By Garry Angus
The Sam Sullivan Disability Foundation (SSDF) is spearheading the
campaign to introduce the 'TrailRider' - and the access it provides to
people with disabilities - to all parts of Canada and the United States.
The Foundation has made significant inroads this year with its
networking and its "Take a Hike" initiative, which introduces the
TrailRider to communities looking to open up their parks and wilderness
areas to people with significant disabilities.
The TrailRider, a one- wheeled environmentally friendly access vehicle
pushed and pulled by two "sherpas" (friends, family members), can take
people with disabilities through virtually any terrain - from gentle
walking paths to rugged mountain trails.
SSDF and the affiliated B.C. Mobility Opportunities Society (BCMOS)
"Wilderness Access Program" at Vancouver's Pacific Spirit Regional Park
has become the model for this expansion in Canada. The BCMOS program
involves day hikes, kid's adventure days, and independent TrailRider
"We want to make people aware of the opportunities with the TrailRider
by setting up programs in communities across Canada," says Stephen
Hunter, funds developer for SSDF and BCMOS. In past program expansion
initiatives, SSDF and BCMOS have looked for organizations willing to
undertake this for the disability community.
"We continue to look for those kind of organizations," says Hunter,
"but, in addition, we are looking for active, well-connected disabled
individuals who are interested in getting back into the wilderness and
sharing this love of the wilderness with other disabled people to which
they would loan the TrailRider and start a grassroots program in a
"For example, last year, Member of Parliament
of Winnipeg was contacted for exploring the use of the TrailRider in his
home province. The result was the funding of two TrailRiders for use by
the disabled community in Manitoba."
The Foundation is in discussion with people in communities across
Canada, including Truro, Fredericton and Halifax in the Maritimes;
Ottawa, Saskatoon, Calgary, Edmonton; and Invermere and Ladysmith in
B.C. Hunter adds that this initiative goes along with the efforts to
expand existing programs such as the Community Recreational Initiatives
Society (CRIS) program in Kelowna, which has acquired three new
TrailRiders.
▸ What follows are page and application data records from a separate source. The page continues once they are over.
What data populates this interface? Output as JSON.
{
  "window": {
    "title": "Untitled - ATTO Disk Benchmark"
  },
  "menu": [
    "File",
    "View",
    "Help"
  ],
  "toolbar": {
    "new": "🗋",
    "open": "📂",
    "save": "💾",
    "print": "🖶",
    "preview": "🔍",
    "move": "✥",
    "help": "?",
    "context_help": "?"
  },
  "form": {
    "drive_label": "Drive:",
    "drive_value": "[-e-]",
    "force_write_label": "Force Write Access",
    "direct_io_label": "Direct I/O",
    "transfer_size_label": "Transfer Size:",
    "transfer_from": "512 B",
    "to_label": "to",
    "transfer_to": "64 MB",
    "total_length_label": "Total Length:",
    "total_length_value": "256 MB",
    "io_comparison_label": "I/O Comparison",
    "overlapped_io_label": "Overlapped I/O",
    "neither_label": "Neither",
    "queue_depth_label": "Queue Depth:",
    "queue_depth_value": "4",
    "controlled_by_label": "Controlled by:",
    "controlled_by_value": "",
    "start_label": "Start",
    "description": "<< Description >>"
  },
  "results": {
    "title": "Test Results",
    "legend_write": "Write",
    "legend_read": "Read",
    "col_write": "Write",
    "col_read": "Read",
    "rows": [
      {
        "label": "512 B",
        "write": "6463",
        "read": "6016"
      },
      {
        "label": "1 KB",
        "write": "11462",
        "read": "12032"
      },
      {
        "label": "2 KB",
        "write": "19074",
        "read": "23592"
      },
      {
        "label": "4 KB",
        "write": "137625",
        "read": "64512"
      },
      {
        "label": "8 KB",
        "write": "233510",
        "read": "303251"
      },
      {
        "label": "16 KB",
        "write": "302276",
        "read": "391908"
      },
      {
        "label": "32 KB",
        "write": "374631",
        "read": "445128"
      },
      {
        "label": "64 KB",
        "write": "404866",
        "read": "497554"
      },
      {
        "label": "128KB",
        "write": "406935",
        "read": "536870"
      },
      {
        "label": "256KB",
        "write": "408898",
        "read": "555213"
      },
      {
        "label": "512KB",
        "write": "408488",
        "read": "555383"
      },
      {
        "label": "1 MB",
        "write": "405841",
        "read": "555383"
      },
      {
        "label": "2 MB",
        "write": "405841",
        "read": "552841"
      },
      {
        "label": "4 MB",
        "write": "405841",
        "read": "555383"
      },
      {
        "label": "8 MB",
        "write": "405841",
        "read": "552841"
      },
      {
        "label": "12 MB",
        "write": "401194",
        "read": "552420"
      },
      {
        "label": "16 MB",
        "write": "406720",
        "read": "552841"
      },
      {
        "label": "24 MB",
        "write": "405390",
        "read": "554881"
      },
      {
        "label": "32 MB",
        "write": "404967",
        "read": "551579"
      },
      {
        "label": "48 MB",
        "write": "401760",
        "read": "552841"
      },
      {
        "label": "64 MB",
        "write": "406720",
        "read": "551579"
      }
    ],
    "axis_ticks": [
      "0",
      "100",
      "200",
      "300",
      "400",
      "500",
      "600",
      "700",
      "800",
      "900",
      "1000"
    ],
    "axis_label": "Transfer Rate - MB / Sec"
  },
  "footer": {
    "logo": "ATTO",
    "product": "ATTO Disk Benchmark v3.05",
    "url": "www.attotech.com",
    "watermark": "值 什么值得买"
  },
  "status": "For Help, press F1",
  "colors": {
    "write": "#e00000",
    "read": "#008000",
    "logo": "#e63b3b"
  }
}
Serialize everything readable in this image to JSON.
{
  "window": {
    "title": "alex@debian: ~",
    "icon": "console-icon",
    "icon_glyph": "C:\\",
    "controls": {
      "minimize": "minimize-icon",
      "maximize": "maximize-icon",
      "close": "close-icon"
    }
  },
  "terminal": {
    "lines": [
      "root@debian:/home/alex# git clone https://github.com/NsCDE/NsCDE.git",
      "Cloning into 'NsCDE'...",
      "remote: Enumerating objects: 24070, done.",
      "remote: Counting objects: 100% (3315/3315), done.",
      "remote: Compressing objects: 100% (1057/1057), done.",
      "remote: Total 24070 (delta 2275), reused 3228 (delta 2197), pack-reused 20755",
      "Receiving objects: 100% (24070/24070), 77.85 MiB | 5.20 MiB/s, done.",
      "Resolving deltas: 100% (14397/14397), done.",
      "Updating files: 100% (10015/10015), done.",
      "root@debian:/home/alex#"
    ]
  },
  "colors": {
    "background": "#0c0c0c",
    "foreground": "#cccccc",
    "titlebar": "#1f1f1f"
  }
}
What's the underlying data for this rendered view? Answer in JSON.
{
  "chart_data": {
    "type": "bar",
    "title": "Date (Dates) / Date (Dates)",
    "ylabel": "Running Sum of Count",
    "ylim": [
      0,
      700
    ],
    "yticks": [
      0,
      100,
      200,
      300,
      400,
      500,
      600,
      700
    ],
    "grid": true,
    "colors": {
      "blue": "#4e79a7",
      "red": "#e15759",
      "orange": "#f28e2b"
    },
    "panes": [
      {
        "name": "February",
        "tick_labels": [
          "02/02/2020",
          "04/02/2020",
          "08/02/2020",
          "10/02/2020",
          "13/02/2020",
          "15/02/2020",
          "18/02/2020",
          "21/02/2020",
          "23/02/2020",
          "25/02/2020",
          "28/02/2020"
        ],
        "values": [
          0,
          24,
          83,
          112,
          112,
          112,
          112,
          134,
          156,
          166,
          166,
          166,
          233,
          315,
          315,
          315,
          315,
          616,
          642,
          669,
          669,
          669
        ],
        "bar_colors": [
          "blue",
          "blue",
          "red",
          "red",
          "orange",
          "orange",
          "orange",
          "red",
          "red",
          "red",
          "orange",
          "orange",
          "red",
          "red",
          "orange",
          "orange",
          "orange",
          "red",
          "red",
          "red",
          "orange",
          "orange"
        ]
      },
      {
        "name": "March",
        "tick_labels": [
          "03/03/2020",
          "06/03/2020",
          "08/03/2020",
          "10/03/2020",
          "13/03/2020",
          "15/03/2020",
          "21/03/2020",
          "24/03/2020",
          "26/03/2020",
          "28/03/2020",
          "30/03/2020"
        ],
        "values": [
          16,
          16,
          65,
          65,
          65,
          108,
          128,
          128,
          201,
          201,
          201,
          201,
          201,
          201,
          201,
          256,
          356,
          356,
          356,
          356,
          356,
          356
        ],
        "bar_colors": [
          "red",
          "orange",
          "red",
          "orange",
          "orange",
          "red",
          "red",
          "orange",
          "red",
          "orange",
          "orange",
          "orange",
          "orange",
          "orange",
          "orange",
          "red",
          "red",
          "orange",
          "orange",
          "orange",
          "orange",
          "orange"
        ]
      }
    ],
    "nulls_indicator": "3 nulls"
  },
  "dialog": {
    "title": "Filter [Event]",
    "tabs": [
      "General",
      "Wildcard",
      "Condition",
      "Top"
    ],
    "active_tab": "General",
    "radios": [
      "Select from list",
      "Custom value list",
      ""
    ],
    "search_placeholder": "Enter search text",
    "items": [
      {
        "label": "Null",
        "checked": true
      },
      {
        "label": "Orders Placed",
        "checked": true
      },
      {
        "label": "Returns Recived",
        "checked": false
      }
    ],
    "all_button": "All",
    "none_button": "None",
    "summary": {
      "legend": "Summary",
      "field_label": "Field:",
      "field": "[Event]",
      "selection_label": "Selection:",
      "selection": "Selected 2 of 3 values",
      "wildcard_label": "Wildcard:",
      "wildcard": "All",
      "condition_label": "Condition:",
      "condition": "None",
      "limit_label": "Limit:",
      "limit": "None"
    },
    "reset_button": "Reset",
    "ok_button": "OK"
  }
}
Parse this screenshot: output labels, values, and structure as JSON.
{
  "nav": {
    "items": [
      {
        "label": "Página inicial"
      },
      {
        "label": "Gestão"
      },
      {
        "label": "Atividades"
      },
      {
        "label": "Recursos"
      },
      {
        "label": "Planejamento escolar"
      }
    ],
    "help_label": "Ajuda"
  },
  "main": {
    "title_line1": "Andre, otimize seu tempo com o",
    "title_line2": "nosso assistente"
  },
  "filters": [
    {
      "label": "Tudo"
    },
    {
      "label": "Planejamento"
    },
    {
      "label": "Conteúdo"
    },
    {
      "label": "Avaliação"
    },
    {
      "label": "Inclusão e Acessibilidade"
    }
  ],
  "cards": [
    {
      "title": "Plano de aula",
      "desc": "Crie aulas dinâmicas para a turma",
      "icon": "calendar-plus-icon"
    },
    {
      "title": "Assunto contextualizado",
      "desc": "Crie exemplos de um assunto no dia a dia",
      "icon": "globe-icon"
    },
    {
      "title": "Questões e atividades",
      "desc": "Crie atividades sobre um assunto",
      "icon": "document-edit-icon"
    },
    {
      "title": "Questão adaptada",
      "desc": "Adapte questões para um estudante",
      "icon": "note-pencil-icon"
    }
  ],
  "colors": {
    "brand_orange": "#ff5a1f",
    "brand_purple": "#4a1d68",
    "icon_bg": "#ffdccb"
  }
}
These will be used to supplement the kayaking and cycling
programs for people with disabilities already offered by CRIS.
Expansion into the United Sates is taking place in two areas, says
"The U.S.-based Wilderness Inquiry organization
(a worldwide operation) is considering using TrailRiders in its programs
in the Olympic Peninsula (Washington State). "
"They are adding more hiking to their programs and felt that the
TrailRider would be a useful access device to complement their
programs," says Hunter. "We are also talking to people in New York to
set up a program in the Adirondacks with an existing YMCA program and
news travels fast on one wheel as TrailRider heads for the foothills